The following will explore issues that affect the mother who wants to remodel and the hazards of many common items involved in remodeling that may be harmful for your baby. Many of us do not think about paint on a daily basis, but it can be full of hidden dangers, just like the dust bunnies lurking underneath the couch. Let’s see if we can uncover the hidden truths about paint and bring them into the light.
If you have been to the local hardware store recently, you know that finding a paint color to match your needs is not a problem. They literally have thousands of colors and options. The problem with paints is that they emit volatile organic compounds (VOCs). That is what causes that distinctive wet paint odor. VOCs are really nasty stuff and long-term exposure can have long-term health effects, including contributing to asthma and cancer.

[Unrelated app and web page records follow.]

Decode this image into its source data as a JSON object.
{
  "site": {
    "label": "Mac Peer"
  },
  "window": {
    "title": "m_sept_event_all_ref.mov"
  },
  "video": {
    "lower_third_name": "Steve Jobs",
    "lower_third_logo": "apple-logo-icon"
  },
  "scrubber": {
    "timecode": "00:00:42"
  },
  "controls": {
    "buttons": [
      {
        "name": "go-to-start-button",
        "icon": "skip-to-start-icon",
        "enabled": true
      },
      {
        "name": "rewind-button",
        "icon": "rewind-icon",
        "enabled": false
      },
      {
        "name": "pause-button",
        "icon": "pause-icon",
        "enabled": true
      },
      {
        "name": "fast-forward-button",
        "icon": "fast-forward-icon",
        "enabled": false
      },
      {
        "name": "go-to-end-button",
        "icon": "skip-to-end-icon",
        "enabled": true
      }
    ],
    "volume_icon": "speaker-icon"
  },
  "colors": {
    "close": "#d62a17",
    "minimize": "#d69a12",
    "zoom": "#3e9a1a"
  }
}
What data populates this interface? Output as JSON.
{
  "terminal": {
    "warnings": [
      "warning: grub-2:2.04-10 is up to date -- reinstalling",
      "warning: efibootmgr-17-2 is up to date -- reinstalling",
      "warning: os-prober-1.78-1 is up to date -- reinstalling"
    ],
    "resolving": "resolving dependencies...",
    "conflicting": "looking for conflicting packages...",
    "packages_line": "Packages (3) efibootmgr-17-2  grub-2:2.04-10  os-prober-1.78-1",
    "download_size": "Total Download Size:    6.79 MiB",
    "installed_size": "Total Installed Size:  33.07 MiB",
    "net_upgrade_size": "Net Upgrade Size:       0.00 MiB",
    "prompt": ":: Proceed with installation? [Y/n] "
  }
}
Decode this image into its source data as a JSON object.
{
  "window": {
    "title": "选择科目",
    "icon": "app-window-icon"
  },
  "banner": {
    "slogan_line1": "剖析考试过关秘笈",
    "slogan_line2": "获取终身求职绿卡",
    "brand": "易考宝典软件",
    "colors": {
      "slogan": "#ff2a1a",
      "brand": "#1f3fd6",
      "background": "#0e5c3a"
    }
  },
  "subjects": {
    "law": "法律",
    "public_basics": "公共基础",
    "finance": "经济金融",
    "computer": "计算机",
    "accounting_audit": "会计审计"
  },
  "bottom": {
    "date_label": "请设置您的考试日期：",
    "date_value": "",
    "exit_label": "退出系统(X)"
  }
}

Short-term effects are headaches, dizziness and fatigue. Most of us know this from experience. The problem with VOCs is that even after the paint is dry, VOCs can be emitted for years. This was the reason for the development of low VOC or No VOC paint. In the past low VOC paint was considered inferior to regular paint. It tended to need re-painting often, particularly after washing for spot removal. However, newer versions have solved many of these problems and they are for the most part, as durable and washable as their VOC containing counterparts.
I asked one of the attendants at a local paint store what eco-friendly options were available. Surprisingly, he pointed me to several eco-friendlier options for paint. One option was clay paint. This option is made of naturally occurring minerals and water as the primary solvent. This is one of the oldest forms of paint. It has an earthy, adobe-type finish, but your color options are limited. If your design includes earth tones such as white, blue, and orange, then clay paint may be a good choice. It is also an effective odor absorber, due to the high clay content. They are water-based and can only be used indoors. It cannot be washed, without a quick touch-up.
Another organic paint option is lime wash, this used to be known as white wash in the days of our great grandmothers. Lime wash is created from crushed limestone and water. It can be used indoors and outdoors. It comes in a variety of colors and can be used on porous materials. It sinks into the materials and leaves behind an antiqued finish. This would be a great option for older homes. Like clays, they were once difficult to wash and tended to fade quickly. However, technology has fixed these problems and the newer versions are much more durable and easier to maintain.
The third option that was possible, but not as easy to find through traditional hardware stores as the other two is milk paint. This is a time-tested paint that is made from powered milk mixed with water, clay and earth-based pigments mixed into a thick, soupy paint. It is just like tempera paint. It is not that different from what Leonardo DaVinci used to paint the Mona Lisa. It is bought in a powered form that must be mixed with water and used immediately. If not, the paint may clump and not be as smooth as expected. However, you do not have to mix up the entire batch at once. It does not come in many finish options. Matte is the only finish available.
You may have notices that all three eco-friendly options available have one key drawback: they are water-based and cannot be used outside the home. I would also question using them in high moisture areas such as bathrooms and kitchens, but ask your local supplier about your particular situation. The problem with interior paints is that they are soft. Chemicals are needed to harden paints so that they can be used outside. There are fewer green options for outside paints than for inside jobs. Luckily, VOCs rapidly dissipate in the outside air, unlike indoor situations where they can build up without proper ventilation.
However, this does not help when you want to do your part to avoid contaminating the atmosphere. Stain and lime wash are the only two truly environmentally friendly options for outdoor paint. They do make low VOC outdoor paints, but the EPA gives them a wider fudge-factor than they do for indoor paints. Ask your local hardware salesperson about the options in your area.
Paint removal is something that most of us avoid if at all possible. However, sometimes it must be done. Paint strippers are one of the worst offenders of environmental pillage. Different strippers are made for different substrates, but most of them are petroleum based. This means that the key problem is VOCS, of which the worst is dichloromethane. Now they are making some methylene-free removers, but even these contain some nasty chemicals. Work in a well-ventilated area and avoid contact through the skin.
Before you remove any old paint, whether you use sanding or strippers, make certain that it does not contain lead or mercury. This is especially true for paints manufactured prior to 1980. If it does, then it will have to be removed professionally. DO NOT try this yourself, because the lead can contaminate the entire house and the last thing that you would like to do is to bring your baby home to a lead or mercury-contaminated room.
Some VOCs have been linked to birth defects, so if you are pregnant and your motherly urge overcomes you, ask a friend who is not pregnant or your husband to help. There are many other things that you can do to make your baby’s room perfect. Play it safe, your baby will thank you later.